The initial effort by HAF to send emails to university presidents delivered slightly more than 928,000 emails in the span of 48 hours. The response was so robust that HAF was forced to move to collect signatures for a petition to be delivered to the same group of university administrators.

“We support the rights of academics in their individual capacity to engage in political activism concerning India. But leave universities, and by extension university departments, centers, and institutes out because, aside from potentially violating tax-exempt status, it stifles open enquiry,” said Shukla. “Students and faculty must have the freedom to explore questions, posit ideas, and express opinions without being viewpoint policed or fear of being labeled a “supremacist” or “extremist” by the loudest amongst them and then paying a professional price.”

Four universities responded to HAF’s campaign and confirmed their name and logo was used in an unauthorized manner and that event organizer were requested to remove the logos. These include Boston College, Dalhousie University, Princeton University, and the University of Massachusetts, Boston.

According to HAF: “What was alarming about this event, was the way in which they try to mask the latent Hinduphobia of the stated purpose of the event, the speakers, and the topics. The Hindutva harassment manual actively denies Hinduphobia when there is incontrovertible evidence of anti-Hindu hatred.” The organization has launched a multi-pronged effort on this issue, both national and local in America, which includes an unprecedented response through letter-writing campaigns, petitions and individual stakeholder outreach to students, faculty, alumni and donors of the universities.

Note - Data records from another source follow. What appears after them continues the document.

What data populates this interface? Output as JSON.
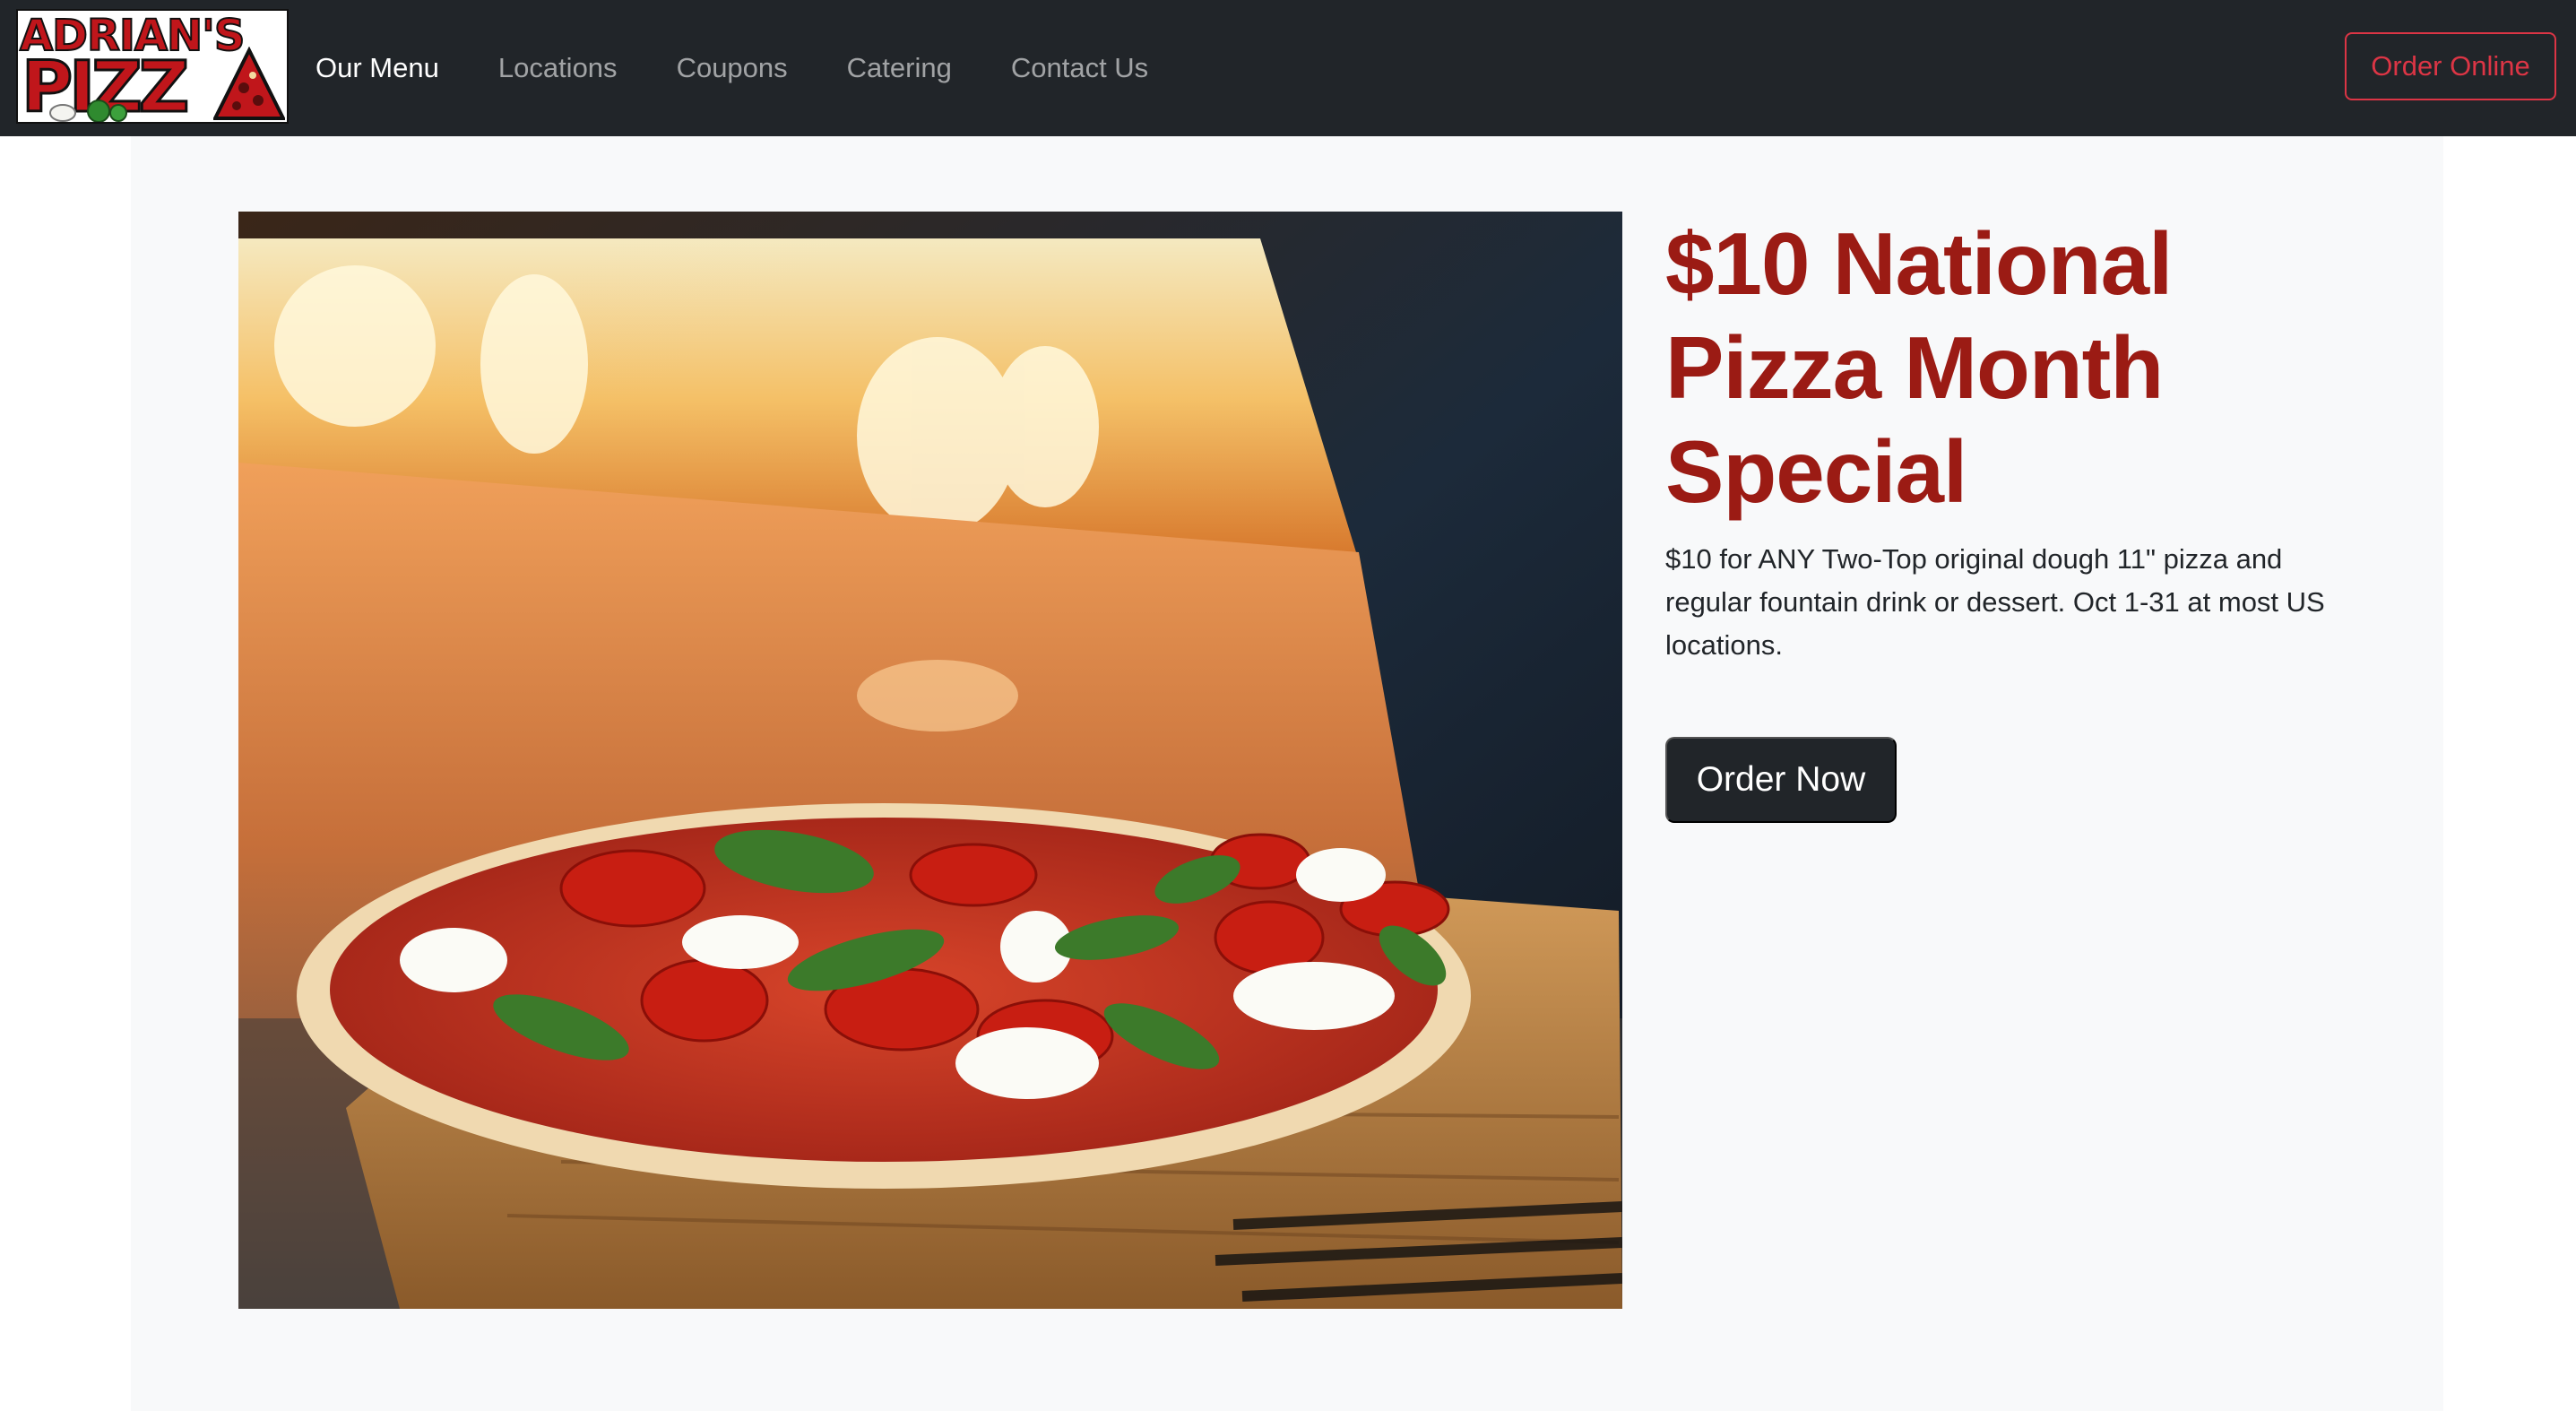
{
  "brand": {
    "line1": "ADRIAN'S",
    "line2": "PIZZ"
  },
  "nav": {
    "items": [
      {
        "label": "Our Menu",
        "active": true
      },
      {
        "label": "Locations",
        "active": false
      },
      {
        "label": "Coupons",
        "active": false
      },
      {
        "label": "Catering",
        "active": false
      },
      {
        "label": "Contact Us",
        "active": false
      }
    ],
    "order_online": "Order Online"
  },
  "hero": {
    "title": "$10 National Pizza Month Special",
    "description": "$10 for ANY Two-Top original dough 11\" pizza and regular fountain drink or dessert. Oct 1-31 at most US locations.",
    "cta": "Order Now"
  },
  "colors": {
    "navbar_bg": "#212529",
    "accent_red": "#dc3545",
    "title_red": "#9b1b14",
    "hero_bg": "#f8f9fa"
  }
}
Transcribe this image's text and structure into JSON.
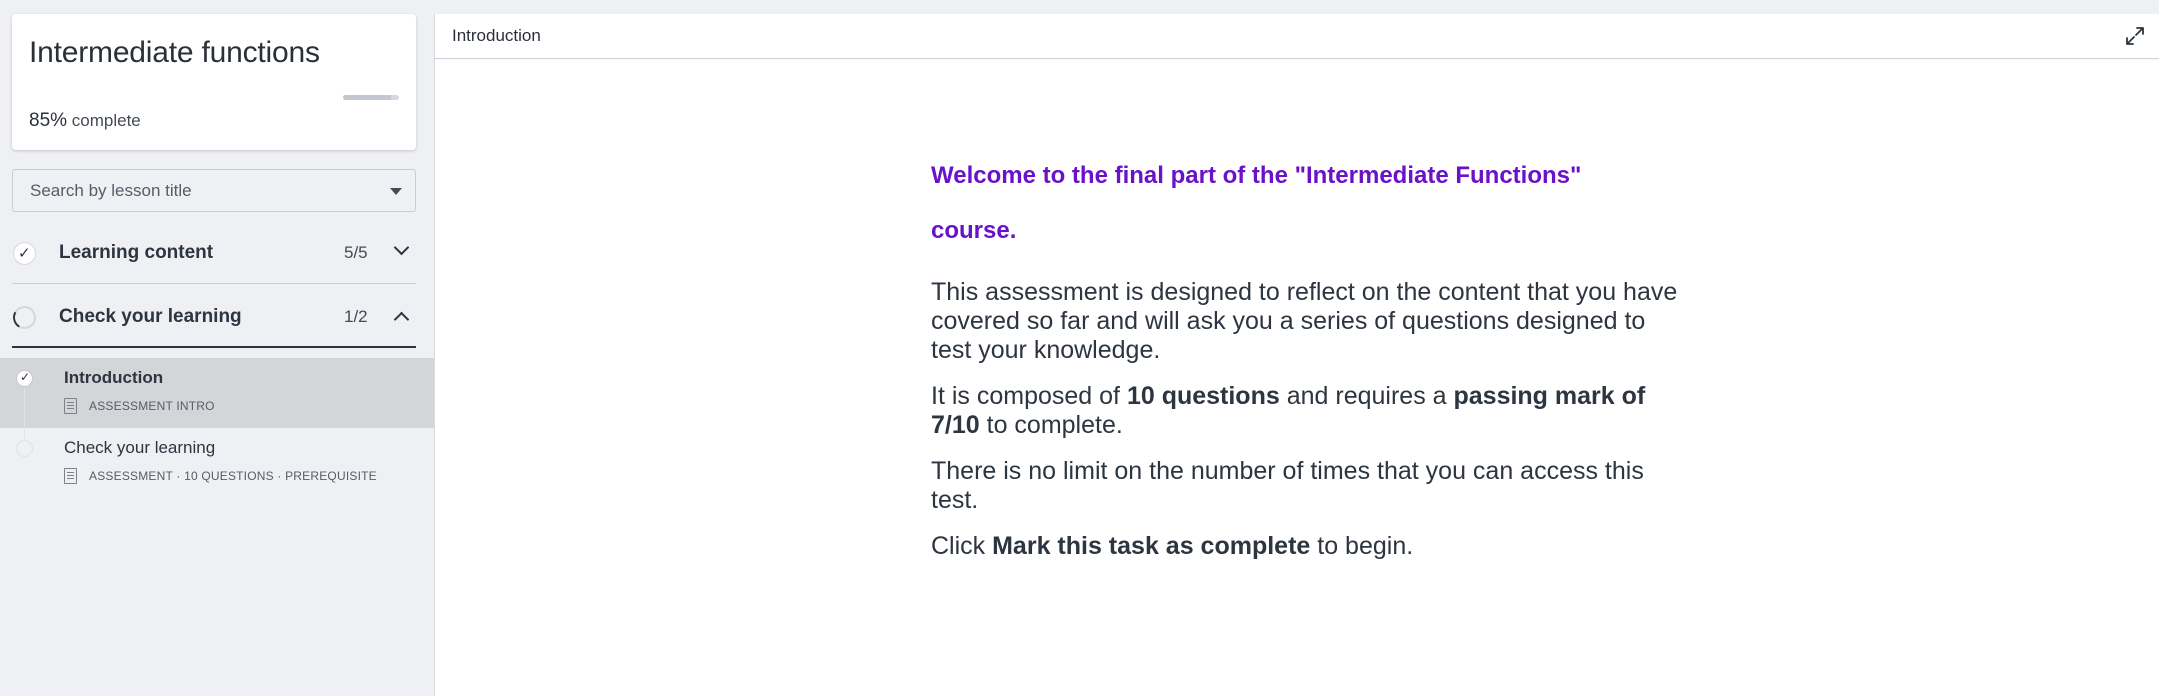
{
  "sidebar": {
    "course_title": "Intermediate functions",
    "progress": {
      "percent": "85%",
      "suffix": "complete",
      "value": 0.85
    },
    "search": {
      "placeholder": "Search by lesson title"
    },
    "sections": [
      {
        "title": "Learning content",
        "count": "5/5",
        "status": "complete",
        "expanded": false
      },
      {
        "title": "Check your learning",
        "count": "1/2",
        "status": "in-progress",
        "expanded": true
      }
    ],
    "lessons": [
      {
        "title": "Introduction",
        "meta": "ASSESSMENT INTRO",
        "icon": "document-icon",
        "done": true,
        "selected": true
      },
      {
        "title": "Check your learning",
        "meta": "ASSESSMENT · 10 QUESTIONS · PREREQUISITE",
        "icon": "quiz-icon",
        "done": false,
        "selected": false
      }
    ]
  },
  "main": {
    "header_title": "Introduction",
    "expand_icon": "expand-icon",
    "welcome": "Welcome to the final part of the \"Intermediate Functions\" course.",
    "p1": "This assessment is designed to reflect on the content that you have covered so far and will ask you a series of questions designed to test your knowledge.",
    "p2": {
      "a": "It is composed of ",
      "b": "10 questions",
      "c": " and requires a ",
      "d": "passing mark of 7/10",
      "e": " to complete."
    },
    "p3": "There is no limit on the number of times that you can access this test.",
    "p4": {
      "a": "Click ",
      "b": "Mark this task as complete",
      "c": " to begin."
    }
  },
  "colors": {
    "accent_purple": "#6a12c9",
    "text_dark": "#2d3540",
    "sidebar_bg": "#eef0f3",
    "selected_lesson_bg": "#d3d5d9"
  }
}
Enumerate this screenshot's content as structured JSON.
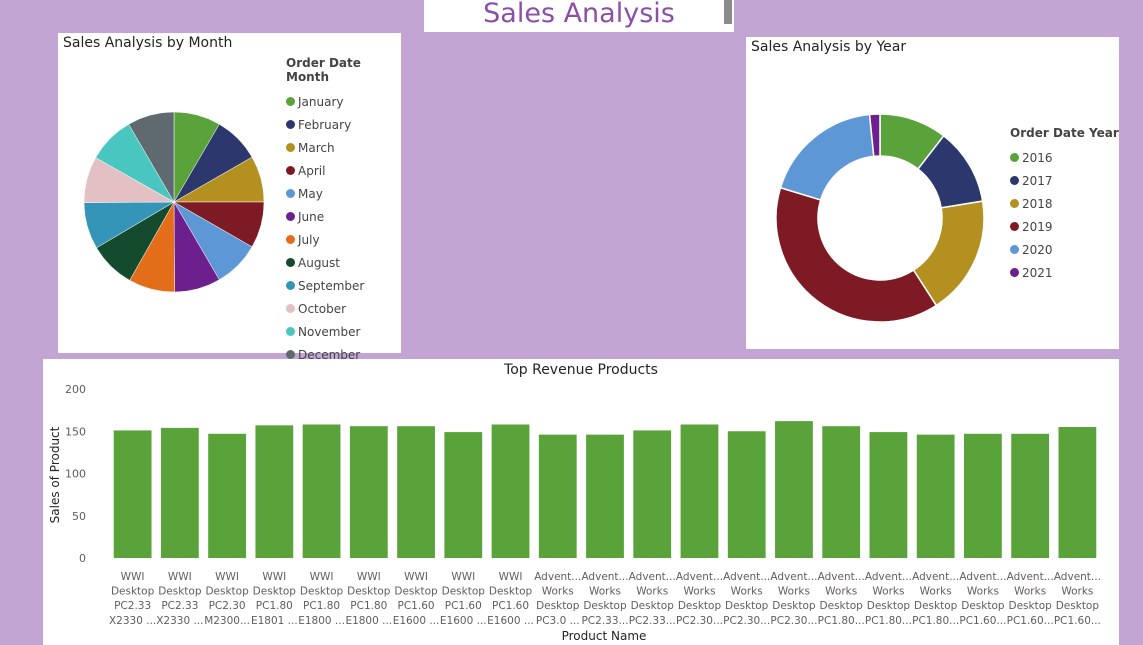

“We urge universities to take this entire episode seriously and understand that their faculty irresponsibly and falsely labeling tens of thousands of people exercising their own right to free speech and assembly as “fascists” and “supremacists” is endangering an ethno-religious minority in the US,” Shukla said.